The current domination of the world by the West – first, beginning in the 1500s, by Europe and then, beginning in the 1900s, by the United States – is something of a historical anomaly, and one that this book tries to correct. Frankopan begins with the simple observation that it is neither the West nor the East (China, Japan, and so on) that has been the pivot around which human history has revolved for most of its run, but rather the Silk Road, broadly defined – the area of southern Asia that has linked East and West since humans began trading long distance – that played that role.

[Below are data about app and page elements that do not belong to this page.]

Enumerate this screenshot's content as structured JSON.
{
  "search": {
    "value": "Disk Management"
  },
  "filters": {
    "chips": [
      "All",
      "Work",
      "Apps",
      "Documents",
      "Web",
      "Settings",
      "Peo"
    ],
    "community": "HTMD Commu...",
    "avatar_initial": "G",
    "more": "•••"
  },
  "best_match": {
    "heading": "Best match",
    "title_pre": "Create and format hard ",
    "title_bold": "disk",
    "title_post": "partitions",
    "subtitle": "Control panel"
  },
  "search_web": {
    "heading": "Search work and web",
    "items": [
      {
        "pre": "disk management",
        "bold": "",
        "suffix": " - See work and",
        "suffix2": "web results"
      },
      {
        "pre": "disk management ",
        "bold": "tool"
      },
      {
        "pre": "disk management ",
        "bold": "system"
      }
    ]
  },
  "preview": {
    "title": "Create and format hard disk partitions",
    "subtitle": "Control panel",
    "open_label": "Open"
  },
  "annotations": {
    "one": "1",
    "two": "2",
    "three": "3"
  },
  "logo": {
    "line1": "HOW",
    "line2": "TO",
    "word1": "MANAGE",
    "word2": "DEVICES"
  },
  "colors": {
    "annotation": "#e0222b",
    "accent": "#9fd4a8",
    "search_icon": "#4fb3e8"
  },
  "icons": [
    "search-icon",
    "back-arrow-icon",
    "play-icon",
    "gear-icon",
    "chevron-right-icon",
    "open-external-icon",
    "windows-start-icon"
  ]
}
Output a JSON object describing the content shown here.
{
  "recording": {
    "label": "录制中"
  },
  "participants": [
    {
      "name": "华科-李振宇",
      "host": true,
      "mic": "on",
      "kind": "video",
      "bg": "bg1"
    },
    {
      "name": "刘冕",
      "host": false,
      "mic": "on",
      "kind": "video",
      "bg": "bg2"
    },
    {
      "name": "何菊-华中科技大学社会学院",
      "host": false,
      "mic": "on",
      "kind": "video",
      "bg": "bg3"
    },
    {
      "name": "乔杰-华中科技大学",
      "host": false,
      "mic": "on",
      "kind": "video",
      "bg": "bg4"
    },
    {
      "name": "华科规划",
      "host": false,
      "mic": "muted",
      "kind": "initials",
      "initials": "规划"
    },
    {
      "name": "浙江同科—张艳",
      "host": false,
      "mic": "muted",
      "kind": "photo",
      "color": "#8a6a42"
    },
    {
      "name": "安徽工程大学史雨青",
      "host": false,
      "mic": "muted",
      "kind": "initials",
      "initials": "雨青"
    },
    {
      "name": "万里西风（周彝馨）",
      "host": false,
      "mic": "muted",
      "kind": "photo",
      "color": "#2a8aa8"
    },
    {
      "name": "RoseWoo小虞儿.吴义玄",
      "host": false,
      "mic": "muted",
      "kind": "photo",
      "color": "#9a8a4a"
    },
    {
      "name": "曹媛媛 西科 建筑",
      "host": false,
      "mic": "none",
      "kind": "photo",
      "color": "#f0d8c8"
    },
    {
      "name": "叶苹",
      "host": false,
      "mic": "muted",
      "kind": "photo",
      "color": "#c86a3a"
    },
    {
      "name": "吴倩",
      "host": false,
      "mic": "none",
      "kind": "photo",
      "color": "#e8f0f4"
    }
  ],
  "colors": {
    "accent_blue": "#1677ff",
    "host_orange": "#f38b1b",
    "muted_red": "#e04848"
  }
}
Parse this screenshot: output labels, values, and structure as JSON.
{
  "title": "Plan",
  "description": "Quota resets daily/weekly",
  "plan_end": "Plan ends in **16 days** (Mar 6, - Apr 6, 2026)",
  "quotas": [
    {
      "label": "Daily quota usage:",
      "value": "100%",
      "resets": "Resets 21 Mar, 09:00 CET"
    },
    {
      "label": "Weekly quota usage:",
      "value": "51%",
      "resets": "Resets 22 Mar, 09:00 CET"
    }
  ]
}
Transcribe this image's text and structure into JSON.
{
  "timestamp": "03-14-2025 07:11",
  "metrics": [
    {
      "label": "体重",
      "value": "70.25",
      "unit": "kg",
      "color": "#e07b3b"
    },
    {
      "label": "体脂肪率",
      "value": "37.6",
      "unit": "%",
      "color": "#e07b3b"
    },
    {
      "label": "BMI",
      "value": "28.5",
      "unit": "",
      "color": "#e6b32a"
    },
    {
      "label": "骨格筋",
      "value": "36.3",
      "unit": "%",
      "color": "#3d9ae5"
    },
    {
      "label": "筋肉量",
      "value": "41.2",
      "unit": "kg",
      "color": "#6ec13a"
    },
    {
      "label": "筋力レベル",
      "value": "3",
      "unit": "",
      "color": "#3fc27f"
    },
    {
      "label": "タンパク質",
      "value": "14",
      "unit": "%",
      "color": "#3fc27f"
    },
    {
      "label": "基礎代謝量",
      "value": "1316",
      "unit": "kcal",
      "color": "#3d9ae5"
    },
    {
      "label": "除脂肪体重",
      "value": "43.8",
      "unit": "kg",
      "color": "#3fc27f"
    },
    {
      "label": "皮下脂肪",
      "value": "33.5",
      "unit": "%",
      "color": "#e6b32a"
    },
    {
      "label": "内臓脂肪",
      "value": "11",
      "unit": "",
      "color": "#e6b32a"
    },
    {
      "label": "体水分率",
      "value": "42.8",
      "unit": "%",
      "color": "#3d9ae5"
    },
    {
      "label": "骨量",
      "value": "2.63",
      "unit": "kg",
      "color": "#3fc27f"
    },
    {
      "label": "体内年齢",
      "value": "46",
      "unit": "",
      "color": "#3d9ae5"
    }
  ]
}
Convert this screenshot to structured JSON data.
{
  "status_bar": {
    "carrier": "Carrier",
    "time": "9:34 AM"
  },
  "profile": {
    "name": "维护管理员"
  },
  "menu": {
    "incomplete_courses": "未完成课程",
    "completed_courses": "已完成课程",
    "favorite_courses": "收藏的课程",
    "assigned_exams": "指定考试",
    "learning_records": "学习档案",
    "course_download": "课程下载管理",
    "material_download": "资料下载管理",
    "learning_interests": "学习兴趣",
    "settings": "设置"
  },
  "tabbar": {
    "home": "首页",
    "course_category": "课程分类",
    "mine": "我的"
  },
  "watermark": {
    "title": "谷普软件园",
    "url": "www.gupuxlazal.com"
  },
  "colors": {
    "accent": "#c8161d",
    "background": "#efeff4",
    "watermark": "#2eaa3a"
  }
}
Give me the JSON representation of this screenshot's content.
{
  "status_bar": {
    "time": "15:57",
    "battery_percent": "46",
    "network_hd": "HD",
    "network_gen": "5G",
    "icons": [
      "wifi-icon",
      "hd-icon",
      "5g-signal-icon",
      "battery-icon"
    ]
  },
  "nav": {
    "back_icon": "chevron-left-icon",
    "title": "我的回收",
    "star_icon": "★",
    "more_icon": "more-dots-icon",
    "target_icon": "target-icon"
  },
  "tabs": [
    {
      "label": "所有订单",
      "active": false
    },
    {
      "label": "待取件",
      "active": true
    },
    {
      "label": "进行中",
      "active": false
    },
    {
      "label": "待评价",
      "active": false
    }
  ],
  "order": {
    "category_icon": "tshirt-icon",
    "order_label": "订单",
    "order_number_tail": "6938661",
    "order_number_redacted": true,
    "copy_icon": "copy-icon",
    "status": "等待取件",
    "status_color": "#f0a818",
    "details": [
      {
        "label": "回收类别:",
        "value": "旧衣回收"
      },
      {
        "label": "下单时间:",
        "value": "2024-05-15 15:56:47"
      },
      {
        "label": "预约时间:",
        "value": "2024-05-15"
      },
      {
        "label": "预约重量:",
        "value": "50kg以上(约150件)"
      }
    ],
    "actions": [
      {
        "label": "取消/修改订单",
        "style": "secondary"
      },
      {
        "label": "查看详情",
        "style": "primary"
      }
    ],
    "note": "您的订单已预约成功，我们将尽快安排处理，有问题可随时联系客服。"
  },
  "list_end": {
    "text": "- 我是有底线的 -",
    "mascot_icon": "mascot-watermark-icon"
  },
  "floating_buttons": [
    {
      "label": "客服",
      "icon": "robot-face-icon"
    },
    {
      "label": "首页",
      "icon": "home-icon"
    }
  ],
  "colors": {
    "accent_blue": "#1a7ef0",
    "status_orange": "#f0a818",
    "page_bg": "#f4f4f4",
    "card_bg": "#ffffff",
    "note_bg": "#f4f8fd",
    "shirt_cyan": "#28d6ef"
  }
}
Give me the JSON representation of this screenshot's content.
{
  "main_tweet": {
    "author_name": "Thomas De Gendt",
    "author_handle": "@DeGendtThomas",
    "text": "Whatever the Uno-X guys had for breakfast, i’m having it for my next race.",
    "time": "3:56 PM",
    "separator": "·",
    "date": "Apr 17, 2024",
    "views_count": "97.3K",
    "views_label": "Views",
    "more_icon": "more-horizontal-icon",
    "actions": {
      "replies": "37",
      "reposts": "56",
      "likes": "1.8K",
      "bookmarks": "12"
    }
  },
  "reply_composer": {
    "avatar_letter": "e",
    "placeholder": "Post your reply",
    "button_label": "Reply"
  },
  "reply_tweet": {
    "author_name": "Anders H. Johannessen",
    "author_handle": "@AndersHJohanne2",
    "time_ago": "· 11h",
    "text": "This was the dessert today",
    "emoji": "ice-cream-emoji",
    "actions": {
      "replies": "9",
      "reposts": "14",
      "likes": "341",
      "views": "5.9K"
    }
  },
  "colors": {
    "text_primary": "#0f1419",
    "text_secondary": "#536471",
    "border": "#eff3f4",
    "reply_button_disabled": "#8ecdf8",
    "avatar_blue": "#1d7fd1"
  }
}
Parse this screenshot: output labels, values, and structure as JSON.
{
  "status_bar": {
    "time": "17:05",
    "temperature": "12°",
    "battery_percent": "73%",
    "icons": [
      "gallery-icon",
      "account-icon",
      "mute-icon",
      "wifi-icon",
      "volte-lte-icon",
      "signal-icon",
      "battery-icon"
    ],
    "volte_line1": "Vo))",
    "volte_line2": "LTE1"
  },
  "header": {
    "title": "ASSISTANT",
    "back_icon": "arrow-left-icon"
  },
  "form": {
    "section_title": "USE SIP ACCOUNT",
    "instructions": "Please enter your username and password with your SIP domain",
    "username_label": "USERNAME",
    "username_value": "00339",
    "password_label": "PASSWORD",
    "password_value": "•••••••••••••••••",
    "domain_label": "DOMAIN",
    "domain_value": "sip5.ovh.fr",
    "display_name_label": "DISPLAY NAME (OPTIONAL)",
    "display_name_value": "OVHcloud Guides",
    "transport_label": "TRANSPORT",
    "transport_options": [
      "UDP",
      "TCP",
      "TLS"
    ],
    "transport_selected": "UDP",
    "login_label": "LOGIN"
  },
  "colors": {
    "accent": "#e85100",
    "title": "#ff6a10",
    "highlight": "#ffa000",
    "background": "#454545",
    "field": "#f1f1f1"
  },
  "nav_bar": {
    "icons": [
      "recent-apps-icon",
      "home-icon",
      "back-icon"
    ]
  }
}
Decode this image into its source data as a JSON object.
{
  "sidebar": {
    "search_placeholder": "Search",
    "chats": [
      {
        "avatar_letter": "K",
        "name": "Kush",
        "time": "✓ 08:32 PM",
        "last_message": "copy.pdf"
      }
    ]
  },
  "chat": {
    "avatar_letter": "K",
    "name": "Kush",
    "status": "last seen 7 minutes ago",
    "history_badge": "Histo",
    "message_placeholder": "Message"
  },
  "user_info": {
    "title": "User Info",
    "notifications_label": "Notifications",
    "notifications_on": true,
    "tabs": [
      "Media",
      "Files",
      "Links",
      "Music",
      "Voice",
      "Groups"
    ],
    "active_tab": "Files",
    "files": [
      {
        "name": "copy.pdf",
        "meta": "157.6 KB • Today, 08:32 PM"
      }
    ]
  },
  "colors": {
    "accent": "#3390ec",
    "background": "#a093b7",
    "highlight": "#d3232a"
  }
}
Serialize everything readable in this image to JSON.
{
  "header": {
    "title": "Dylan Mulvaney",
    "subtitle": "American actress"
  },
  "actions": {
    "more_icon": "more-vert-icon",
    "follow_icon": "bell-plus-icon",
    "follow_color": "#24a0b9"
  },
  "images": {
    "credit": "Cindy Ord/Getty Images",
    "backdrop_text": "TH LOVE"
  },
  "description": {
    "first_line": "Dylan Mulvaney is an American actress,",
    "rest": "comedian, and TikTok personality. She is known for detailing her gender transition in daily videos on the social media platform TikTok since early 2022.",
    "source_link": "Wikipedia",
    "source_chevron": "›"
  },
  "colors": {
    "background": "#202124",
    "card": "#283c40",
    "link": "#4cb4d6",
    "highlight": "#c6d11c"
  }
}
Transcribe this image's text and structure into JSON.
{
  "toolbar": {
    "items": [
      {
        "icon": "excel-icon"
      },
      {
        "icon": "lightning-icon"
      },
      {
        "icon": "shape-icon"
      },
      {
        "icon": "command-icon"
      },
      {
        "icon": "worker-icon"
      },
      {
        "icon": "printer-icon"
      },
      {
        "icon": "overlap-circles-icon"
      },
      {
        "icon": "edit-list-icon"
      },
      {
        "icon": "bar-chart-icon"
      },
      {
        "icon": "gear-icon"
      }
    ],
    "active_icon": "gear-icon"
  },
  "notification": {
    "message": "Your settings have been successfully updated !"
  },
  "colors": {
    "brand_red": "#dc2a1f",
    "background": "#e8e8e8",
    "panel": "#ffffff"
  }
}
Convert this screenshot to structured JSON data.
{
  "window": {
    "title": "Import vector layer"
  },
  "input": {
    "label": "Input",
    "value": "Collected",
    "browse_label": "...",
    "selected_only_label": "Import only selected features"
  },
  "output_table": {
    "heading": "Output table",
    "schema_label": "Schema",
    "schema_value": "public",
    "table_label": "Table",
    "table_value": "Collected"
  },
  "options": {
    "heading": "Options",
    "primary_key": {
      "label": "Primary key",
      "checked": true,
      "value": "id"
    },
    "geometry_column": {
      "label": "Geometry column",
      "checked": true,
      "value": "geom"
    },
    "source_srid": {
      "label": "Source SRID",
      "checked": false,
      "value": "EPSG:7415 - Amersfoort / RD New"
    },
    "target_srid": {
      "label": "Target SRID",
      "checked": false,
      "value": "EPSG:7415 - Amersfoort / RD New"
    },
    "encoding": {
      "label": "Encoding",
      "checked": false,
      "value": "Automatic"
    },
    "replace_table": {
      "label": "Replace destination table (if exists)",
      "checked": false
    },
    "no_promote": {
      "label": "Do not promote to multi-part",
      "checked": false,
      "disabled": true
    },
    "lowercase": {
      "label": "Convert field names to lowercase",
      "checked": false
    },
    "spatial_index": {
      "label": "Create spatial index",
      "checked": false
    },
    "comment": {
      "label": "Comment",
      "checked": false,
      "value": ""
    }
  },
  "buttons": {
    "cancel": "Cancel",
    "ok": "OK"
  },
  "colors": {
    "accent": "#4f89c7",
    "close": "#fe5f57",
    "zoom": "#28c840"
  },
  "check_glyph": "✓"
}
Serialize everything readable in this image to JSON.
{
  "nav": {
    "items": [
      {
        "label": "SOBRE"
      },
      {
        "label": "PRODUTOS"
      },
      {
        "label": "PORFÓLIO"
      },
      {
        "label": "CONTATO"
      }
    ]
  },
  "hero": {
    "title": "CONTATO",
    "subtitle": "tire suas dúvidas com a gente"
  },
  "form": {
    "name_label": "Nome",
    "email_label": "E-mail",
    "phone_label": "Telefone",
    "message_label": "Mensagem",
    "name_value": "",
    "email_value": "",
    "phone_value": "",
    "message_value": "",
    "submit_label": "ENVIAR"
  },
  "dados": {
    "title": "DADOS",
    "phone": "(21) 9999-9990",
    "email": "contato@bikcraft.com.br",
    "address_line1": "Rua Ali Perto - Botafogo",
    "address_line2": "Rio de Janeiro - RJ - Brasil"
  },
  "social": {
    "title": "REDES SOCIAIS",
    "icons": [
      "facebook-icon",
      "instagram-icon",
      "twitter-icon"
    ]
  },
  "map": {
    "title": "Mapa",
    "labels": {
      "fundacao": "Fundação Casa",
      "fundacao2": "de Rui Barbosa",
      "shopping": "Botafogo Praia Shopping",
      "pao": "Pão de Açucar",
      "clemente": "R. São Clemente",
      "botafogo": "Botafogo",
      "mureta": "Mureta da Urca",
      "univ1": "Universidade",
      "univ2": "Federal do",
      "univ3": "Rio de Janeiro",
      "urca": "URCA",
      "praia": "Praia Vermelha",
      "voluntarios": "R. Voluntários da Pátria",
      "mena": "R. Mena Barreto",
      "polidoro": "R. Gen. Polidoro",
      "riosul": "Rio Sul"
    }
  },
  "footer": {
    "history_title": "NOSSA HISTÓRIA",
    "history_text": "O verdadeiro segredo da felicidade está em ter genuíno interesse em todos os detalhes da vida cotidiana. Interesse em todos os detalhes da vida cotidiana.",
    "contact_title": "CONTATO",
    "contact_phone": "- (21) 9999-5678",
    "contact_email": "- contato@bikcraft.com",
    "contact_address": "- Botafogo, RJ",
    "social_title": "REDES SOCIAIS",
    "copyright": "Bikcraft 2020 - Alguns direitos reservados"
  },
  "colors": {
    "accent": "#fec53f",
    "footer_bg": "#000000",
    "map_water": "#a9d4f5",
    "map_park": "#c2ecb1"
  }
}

It includes such modern-day countries as India, Pakistan, Afghanistan, Iran, Iraq, Armenia, Azerbaijan, Kyrgyzstan, Kazakhstan, and so on. It’s here that the resources of East and West flowed back and forth, enriching the nations at either end. It’s here that the main resources of the modern world – fossil fuels, rare earth metals, and so on – exist in abundance. And it’s here that Frankopan would like to recenter the story of human history. This dense but readable book is designed for a popular rather than scholarly audience, and it can largely be broken down into two parts, even if Frankopan doesn’t do so explicitly. In the first part the nations of the Silk Road are the subject – the actors, the doers. Here we see Persia, India, and the kingdoms of antiquity emerging and becoming, acting and doing. In the second and longer part (probably because of the disproportionate level of documentation), the nations of the Silk Road are the object – acted upon, done to. They are the colonies and prizes of the West, and rather than tell their story directly Frankopan uses them to give a different perspective on Western history. His focus on the modern Middle East in the run-up to World War I, for example, is illuminating. He has little patience for the dismissive and short-sighted treatment of the Silk Roads by the West – his evisceration of American actions since WWII is particularly biting – but his main point is clear: there is a new Silk Road rising, and East and West need to recognize and account for that fact.